Of the numerous official bodies and officers that provide for the governance of Conference of the Parties (COP) meetings, the most important of these is the President. This post is generally held by the Minister of Environment from the host government. He or she acts in this capacity as an official of the meeting and no longer participates in the meeting as a representative of his or her particular government. The Presidency, by definition, is neutral and impartial.The President opens and closes the meeting, determines the order of speakers, rules on points of order, teams with the chairs of the working groups to steer the process to a successful outcome and remains in office until a new President is elected at the commencement of the next ordinary meeting.
The President works in consultation with the Bureau, with support from the Secretariat of the Convention on Biological Diversity (CBD), and relies upon the Bureau to help manage the meeting. The Bureau comprises 10 Parties (“Vice-Presidents”) plus the President or his representative. Each UN region elects two representatives to the Bureau. In practice, the Bureau plays a similar role to an executive board. The Rapporteur of the meeting is the member of Bureau who is responsible for preparing the report. He or she discharges this function with the assistance of the CBD Secretariat.
Perhaps most critically, the COP President provides political leadership, acts as a facilitator among all Parties to the negotiations, consults on the issues, moves negotiations forward, sets the tone for the next biennium and steers efforts by the international community towards meeting the objectives of the Convention on Biological Diversity.
As of 2015, there have been twelve meetings of the Conference of the Parties to the CBD. Several COP Presidencies have prepared reports on their achievements, including reporting on activities during the intersessional period and collaborative work with various stakeholders.

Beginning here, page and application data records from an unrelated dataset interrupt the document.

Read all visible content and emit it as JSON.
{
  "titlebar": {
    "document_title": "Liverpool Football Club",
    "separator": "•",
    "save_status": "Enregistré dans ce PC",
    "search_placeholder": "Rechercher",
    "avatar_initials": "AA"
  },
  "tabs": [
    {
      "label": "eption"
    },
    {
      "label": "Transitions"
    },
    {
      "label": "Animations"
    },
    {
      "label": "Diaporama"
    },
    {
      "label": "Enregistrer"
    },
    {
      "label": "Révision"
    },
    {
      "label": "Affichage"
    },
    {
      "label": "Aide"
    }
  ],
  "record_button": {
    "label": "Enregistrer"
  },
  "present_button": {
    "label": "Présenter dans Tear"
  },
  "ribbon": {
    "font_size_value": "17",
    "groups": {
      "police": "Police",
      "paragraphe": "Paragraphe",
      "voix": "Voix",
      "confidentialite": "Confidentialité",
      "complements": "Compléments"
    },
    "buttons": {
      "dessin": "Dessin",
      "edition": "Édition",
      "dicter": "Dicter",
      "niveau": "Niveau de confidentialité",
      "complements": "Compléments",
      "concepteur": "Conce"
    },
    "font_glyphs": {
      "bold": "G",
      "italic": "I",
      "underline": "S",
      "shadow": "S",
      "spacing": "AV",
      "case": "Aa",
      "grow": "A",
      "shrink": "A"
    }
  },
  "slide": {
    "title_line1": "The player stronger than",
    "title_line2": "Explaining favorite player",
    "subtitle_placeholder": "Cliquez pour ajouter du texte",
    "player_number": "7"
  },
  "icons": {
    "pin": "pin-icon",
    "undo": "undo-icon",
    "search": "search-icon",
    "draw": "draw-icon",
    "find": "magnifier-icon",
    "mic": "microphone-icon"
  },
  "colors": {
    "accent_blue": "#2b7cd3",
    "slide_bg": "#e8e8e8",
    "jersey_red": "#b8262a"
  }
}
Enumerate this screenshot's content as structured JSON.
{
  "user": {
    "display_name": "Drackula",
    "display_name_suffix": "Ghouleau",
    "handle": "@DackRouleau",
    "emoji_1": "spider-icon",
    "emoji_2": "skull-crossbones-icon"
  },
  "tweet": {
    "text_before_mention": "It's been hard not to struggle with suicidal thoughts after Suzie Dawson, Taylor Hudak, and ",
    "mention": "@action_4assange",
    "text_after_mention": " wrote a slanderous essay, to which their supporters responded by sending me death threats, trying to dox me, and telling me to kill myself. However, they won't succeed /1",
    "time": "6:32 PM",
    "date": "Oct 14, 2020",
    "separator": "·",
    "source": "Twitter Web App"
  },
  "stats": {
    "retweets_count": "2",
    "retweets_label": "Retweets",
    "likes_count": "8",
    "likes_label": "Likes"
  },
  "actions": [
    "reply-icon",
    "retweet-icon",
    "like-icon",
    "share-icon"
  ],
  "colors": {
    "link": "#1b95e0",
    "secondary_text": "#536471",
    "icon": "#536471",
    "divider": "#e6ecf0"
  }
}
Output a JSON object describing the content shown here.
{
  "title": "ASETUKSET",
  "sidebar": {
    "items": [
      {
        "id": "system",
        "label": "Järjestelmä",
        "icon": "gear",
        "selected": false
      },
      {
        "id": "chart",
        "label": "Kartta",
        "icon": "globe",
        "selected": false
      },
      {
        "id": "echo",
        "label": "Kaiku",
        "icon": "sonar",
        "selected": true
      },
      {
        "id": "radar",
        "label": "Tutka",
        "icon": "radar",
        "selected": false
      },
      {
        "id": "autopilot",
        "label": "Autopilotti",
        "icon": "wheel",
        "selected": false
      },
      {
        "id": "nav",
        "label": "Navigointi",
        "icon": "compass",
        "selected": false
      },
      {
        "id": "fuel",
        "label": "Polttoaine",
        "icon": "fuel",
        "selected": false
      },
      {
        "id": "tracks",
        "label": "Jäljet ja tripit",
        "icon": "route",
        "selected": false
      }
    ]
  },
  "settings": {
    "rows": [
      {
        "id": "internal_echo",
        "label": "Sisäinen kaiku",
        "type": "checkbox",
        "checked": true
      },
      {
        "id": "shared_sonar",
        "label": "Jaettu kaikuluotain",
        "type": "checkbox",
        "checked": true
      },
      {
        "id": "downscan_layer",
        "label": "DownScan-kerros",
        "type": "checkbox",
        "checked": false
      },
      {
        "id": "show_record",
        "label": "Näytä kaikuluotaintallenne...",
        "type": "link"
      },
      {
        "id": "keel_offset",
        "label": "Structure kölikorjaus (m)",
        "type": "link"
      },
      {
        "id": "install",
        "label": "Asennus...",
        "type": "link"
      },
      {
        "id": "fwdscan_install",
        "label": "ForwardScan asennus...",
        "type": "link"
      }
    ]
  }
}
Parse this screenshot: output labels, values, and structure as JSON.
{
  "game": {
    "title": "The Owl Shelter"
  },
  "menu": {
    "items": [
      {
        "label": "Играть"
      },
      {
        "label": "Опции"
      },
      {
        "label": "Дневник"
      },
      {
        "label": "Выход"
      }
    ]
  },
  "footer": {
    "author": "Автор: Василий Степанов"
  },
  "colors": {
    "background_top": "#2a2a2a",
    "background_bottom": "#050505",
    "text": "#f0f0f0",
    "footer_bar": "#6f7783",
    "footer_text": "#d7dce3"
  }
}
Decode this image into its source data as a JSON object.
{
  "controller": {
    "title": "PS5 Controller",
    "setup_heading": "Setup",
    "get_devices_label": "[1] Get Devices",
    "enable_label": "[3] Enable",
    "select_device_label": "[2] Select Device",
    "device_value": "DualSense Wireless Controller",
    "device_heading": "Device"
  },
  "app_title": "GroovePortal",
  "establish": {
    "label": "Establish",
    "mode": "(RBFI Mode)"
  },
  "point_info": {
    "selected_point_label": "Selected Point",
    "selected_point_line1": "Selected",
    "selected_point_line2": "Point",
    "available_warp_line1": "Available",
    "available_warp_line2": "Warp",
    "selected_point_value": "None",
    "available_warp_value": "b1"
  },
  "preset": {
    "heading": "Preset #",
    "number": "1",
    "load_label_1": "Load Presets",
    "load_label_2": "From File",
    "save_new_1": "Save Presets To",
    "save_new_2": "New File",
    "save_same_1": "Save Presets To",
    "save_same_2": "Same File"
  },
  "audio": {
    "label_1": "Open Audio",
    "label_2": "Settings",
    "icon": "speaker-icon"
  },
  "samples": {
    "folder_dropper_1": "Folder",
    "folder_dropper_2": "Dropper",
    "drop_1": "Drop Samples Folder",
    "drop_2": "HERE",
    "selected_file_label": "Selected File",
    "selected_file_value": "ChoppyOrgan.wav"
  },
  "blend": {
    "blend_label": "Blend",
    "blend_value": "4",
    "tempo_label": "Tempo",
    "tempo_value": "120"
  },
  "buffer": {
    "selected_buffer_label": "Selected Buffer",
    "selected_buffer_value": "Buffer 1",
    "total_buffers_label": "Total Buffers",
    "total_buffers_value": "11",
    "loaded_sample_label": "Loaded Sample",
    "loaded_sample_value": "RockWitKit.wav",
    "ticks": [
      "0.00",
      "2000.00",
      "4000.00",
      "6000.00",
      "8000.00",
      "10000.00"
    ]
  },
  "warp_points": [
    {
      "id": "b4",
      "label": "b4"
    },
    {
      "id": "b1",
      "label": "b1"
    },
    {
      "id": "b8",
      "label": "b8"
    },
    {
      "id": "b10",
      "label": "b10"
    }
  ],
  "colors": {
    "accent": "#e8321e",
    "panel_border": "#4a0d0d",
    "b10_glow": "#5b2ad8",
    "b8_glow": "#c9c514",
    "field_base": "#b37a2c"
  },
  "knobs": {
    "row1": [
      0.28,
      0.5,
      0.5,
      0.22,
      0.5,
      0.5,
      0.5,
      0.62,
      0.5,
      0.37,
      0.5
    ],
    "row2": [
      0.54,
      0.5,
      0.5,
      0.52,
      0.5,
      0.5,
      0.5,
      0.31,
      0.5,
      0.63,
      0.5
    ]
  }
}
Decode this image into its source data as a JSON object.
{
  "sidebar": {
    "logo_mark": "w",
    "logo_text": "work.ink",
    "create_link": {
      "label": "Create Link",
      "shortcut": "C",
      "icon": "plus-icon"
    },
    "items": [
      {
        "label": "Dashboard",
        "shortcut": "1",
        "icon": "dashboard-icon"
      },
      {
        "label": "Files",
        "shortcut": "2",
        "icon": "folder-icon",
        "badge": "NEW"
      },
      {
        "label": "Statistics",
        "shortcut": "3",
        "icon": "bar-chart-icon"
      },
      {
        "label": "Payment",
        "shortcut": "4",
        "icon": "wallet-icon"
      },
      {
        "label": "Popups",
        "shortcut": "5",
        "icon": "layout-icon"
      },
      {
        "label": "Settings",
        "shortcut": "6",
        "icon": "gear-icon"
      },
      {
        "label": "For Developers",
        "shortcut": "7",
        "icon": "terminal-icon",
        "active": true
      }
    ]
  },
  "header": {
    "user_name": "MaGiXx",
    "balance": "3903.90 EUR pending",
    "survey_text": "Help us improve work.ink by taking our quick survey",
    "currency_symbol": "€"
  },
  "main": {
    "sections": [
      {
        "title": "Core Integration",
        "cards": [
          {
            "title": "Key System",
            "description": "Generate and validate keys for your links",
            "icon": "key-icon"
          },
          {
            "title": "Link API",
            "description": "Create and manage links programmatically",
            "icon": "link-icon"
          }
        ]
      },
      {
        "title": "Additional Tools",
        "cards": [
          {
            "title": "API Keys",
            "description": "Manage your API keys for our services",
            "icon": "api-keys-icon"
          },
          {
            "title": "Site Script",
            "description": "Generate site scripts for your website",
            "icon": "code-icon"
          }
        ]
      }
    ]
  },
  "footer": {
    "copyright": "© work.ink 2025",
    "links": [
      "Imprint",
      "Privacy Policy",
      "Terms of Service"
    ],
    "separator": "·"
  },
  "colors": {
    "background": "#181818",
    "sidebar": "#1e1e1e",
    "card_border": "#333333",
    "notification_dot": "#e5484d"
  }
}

The following COP Presidency reports have been received from Parties: